-- Your task --
Copy every entry exactly.

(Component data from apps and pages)
+ + +

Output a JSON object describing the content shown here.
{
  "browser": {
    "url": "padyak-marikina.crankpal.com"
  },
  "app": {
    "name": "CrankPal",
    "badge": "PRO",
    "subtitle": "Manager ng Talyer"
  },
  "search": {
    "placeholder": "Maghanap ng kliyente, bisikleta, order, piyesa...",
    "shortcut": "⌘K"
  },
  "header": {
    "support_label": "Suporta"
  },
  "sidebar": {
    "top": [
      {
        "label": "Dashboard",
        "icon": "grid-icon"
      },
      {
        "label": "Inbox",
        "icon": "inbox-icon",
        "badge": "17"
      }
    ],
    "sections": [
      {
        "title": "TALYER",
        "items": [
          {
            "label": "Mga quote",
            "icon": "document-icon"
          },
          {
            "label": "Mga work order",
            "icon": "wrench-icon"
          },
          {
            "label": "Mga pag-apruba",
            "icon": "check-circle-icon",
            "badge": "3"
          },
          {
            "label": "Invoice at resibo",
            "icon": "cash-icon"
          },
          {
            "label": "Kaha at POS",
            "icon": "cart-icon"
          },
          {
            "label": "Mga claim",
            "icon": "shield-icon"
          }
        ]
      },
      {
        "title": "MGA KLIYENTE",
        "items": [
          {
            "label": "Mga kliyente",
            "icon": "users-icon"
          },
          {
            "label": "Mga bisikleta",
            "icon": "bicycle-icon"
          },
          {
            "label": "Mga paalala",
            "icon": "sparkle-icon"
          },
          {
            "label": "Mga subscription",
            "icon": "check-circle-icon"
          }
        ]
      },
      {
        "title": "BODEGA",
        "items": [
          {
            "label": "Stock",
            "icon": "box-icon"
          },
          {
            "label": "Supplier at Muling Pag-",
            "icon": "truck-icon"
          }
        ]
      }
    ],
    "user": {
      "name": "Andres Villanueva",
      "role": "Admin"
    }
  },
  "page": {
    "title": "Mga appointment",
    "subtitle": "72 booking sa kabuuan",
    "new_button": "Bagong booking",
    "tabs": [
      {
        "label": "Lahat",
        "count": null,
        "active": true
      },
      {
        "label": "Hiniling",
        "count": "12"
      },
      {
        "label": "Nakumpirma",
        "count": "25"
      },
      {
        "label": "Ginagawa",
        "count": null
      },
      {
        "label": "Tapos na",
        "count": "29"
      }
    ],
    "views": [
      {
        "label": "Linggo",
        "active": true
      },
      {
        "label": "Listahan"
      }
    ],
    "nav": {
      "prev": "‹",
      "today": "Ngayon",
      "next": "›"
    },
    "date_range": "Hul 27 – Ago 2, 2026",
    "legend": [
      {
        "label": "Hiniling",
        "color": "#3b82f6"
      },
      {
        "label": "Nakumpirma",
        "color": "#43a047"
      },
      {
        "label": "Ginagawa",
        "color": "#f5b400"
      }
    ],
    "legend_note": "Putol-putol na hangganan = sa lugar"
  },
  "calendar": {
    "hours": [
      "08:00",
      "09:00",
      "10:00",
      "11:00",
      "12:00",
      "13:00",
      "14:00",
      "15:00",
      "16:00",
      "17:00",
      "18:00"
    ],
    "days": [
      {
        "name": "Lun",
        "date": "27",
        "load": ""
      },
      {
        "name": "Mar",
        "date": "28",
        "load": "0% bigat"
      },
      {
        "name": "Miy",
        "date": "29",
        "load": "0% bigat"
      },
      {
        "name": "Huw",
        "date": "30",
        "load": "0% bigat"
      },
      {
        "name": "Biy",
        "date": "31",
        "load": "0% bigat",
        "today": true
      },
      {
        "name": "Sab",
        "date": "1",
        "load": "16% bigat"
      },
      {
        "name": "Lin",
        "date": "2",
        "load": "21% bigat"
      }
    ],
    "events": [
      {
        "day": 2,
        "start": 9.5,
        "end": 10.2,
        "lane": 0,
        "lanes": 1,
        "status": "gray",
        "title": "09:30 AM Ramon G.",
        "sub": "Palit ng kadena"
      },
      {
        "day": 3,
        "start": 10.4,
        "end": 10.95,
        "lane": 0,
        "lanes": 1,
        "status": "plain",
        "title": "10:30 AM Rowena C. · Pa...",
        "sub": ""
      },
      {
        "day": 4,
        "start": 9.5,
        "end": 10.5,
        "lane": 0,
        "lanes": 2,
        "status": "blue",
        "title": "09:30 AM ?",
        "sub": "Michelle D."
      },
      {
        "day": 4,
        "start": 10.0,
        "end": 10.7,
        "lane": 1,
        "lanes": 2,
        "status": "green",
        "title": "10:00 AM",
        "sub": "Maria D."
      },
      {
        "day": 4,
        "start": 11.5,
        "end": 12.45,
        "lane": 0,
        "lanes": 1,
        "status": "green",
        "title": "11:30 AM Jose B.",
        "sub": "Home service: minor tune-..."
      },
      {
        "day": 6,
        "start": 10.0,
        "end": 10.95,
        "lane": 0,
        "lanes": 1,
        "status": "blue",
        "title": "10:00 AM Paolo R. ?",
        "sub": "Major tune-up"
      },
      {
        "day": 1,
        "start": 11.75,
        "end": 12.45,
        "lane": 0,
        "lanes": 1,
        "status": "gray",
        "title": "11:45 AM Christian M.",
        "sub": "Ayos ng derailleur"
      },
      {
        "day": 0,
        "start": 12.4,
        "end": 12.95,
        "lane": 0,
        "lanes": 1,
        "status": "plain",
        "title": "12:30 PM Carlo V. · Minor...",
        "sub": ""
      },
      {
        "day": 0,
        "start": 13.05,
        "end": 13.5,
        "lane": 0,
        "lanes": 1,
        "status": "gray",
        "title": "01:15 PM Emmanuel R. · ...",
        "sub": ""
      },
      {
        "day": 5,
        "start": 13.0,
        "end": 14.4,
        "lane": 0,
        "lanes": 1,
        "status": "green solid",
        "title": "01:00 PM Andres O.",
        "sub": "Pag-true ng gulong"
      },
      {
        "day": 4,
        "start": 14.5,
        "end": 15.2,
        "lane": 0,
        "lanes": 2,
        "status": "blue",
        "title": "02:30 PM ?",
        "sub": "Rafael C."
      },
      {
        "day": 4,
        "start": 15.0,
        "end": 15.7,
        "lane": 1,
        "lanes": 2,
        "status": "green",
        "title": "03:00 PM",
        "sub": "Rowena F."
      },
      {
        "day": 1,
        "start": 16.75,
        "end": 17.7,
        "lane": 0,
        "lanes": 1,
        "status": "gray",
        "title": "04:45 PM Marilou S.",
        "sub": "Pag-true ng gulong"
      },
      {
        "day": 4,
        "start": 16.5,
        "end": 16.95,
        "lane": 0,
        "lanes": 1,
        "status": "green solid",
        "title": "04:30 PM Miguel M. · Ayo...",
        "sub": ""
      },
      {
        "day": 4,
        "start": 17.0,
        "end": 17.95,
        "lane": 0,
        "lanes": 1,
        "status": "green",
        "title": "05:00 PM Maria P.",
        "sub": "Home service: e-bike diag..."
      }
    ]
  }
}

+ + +

-- Written reply --
Output a JSON object describing the content shown here.
{
  "browser": {
    "url": "padyak-marikina.crankpal.com"
  },
  "app": {
    "name": "CrankPal",
    "badge": "PRO",
    "subtitle": "Manager ng Talyer"
  },
  "search": {
    "placeholder": "Maghanap ng kliyente, bisikleta, order, piyesa...",
    "shortcut": "⌘K"
  },
  "header": {
    "support_label": "Suporta"
  },
  "sidebar": {
    "top": [
      {
        "label": "Dashboard",
        "icon": "grid-icon"
      },
      {
        "label": "Inbox",
        "icon": "inbox-icon",
        "badge": "17"
      }
    ],
    "sections": [
      {
        "title": "TALYER",
        "items": [
          {
            "label": "Mga quote",
            "icon": "document-icon"
          },
          {
            "label": "Mga work order",
            "icon": "wrench-icon"
          },
          {
            "label": "Mga pag-apruba",
            "icon": "check-circle-icon",
            "badge": "3"
          },
          {
            "label": "Invoice at resibo",
            "icon": "cash-icon"
          },
          {
            "label": "Kaha at POS",
            "icon": "cart-icon"
          },
          {
            "label": "Mga claim",
            "icon": "shield-icon"
          }
        ]
      },
      {
        "title": "MGA KLIYENTE",
        "items": [
          {
            "label": "Mga kliyente",
            "icon": "users-icon"
          },
          {
            "label": "Mga bisikleta",
            "icon": "bicycle-icon"
          },
          {
            "label": "Mga paalala",
            "icon": "sparkle-icon"
          },
          {
            "label": "Mga subscription",
            "icon": "check-circle-icon"
          }
        ]
      },
      {
        "title": "BODEGA",
        "items": [
          {
            "label": "Stock",
            "icon": "box-icon"
          },
          {
            "label": "Supplier at Muling Pag-",
            "icon": "truck-icon"
          }
        ]
      }
    ],
    "user": {
      "name": "Andres Villanueva",
      "role": "Admin"
    }
  },
  "page": {
    "title": "Mga appointment",
    "subtitle": "72 booking sa kabuuan",
    "new_button": "Bagong booking",
    "tabs": [
      {
        "label": "Lahat",
        "count": null,
        "active": true
      },
      {
        "label": "Hiniling",
        "count": "12"
      },
      {
        "label": "Nakumpirma",
        "count": "25"
      },
      {
        "label": "Ginagawa",
        "count": null
      },
      {
        "label": "Tapos na",
        "count": "29"
      }
    ],
    "views": [
      {
        "label": "Linggo",
        "active": true
      },
      {
        "label": "Listahan"
      }
    ],
    "nav": {
      "prev": "‹",
      "today": "Ngayon",
      "next": "›"
    },
    "date_range": "Hul 27 – Ago 2, 2026",
    "legend": [
      {
        "label": "Hiniling",
        "color": "#3b82f6"
      },
      {
        "label": "Nakumpirma",
        "color": "#43a047"
      },
      {
        "label": "Ginagawa",
        "color": "#f5b400"
      }
    ],
    "legend_note": "Putol-putol na hangganan = sa lugar"
  },
  "calendar": {
    "hours": [
      "08:00",
      "09:00",
      "10:00",
      "11:00",
      "12:00",
      "13:00",
      "14:00",
      "15:00",
      "16:00",
      "17:00",
      "18:00"
    ],
    "days": [
      {
        "name": "Lun",
        "date": "27",
        "load": ""
      },
      {
        "name": "Mar",
        "date": "28",
        "load": "0% bigat"
      },
      {
        "name": "Miy",
        "date": "29",
        "load": "0% bigat"
      },
      {
        "name": "Huw",
        "date": "30",
        "load": "0% bigat"
      },
      {
        "name": "Biy",
        "date": "31",
        "load": "0% bigat",
        "today": true
      },
      {
        "name": "Sab",
        "date": "1",
        "load": "16% bigat"
      },
      {
        "name": "Lin",
        "date": "2",
        "load": "21% bigat"
      }
    ],
    "events": [
      {
        "day": 2,
        "start": 9.5,
        "end": 10.2,
        "lane": 0,
        "lanes": 1,
        "status": "gray",
        "title": "09:30 AM Ramon G.",
        "sub": "Palit ng kadena"
      },
      {
        "day": 3,
        "start": 10.4,
        "end": 10.95,
        "lane": 0,
        "lanes": 1,
        "status": "plain",
        "title": "10:30 AM Rowena C. · Pa...",
        "sub": ""
      },
      {
        "day": 4,
        "start": 9.5,
        "end": 10.5,
        "lane": 0,
        "lanes": 2,
        "status": "blue",
        "title": "09:30 AM ?",
        "sub": "Michelle D."
      },
      {
        "day": 4,
        "start": 10.0,
        "end": 10.7,
        "lane": 1,
        "lanes": 2,
        "status": "green",
        "title": "10:00 AM",
        "sub": "Maria D."
      },
      {
        "day": 4,
        "start": 11.5,
        "end": 12.45,
        "lane": 0,
        "lanes": 1,
        "status": "green",
        "title": "11:30 AM Jose B.",
        "sub": "Home service: minor tune-..."
      },
      {
        "day": 6,
        "start": 10.0,
        "end": 10.95,
        "lane": 0,
        "lanes": 1,
        "status": "blue",
        "title": "10:00 AM Paolo R. ?",
        "sub": "Major tune-up"
      },
      {
        "day": 1,
        "start": 11.75,
        "end": 12.45,
        "lane": 0,
        "lanes": 1,
        "status": "gray",
        "title": "11:45 AM Christian M.",
        "sub": "Ayos ng derailleur"
      },
      {
        "day": 0,
        "start": 12.4,
        "end": 12.95,
        "lane": 0,
        "lanes": 1,
        "status": "plain",
        "title": "12:30 PM Carlo V. · Minor...",
        "sub": ""
      },
      {
        "day": 0,
        "start": 13.05,
        "end": 13.5,
        "lane": 0,
        "lanes": 1,
        "status": "gray",
        "title": "01:15 PM Emmanuel R. · ...",
        "sub": ""
      },
      {
        "day": 5,
        "start": 13.0,
        "end": 14.4,
        "lane": 0,
        "lanes": 1,
        "status": "green solid",
        "title": "01:00 PM Andres O.",
        "sub": "Pag-true ng gulong"
      },
      {
        "day": 4,
        "start": 14.5,
        "end": 15.2,
        "lane": 0,
        "lanes": 2,
        "status": "blue",
        "title": "02:30 PM ?",
        "sub": "Rafael C."
      },
      {
        "day": 4,
        "start": 15.0,
        "end": 15.7,
        "lane": 1,
        "lanes": 2,
        "status": "green",
        "title": "03:00 PM",
        "sub": "Rowena F."
      },
      {
        "day": 1,
        "start": 16.75,
        "end": 17.7,
        "lane": 0,
        "lanes": 1,
        "status": "gray",
        "title": "04:45 PM Marilou S.",
        "sub": "Pag-true ng gulong"
      },
      {
        "day": 4,
        "start": 16.5,
        "end": 16.95,
        "lane": 0,
        "lanes": 1,
        "status": "green solid",
        "title": "04:30 PM Miguel M. · Ayo...",
        "sub": ""
      },
      {
        "day": 4,
        "start": 17.0,
        "end": 17.95,
        "lane": 0,
        "lanes": 1,
        "status": "green",
        "title": "05:00 PM Maria P.",
        "sub": "Home service: e-bike diag..."
      }
    ]
  }
}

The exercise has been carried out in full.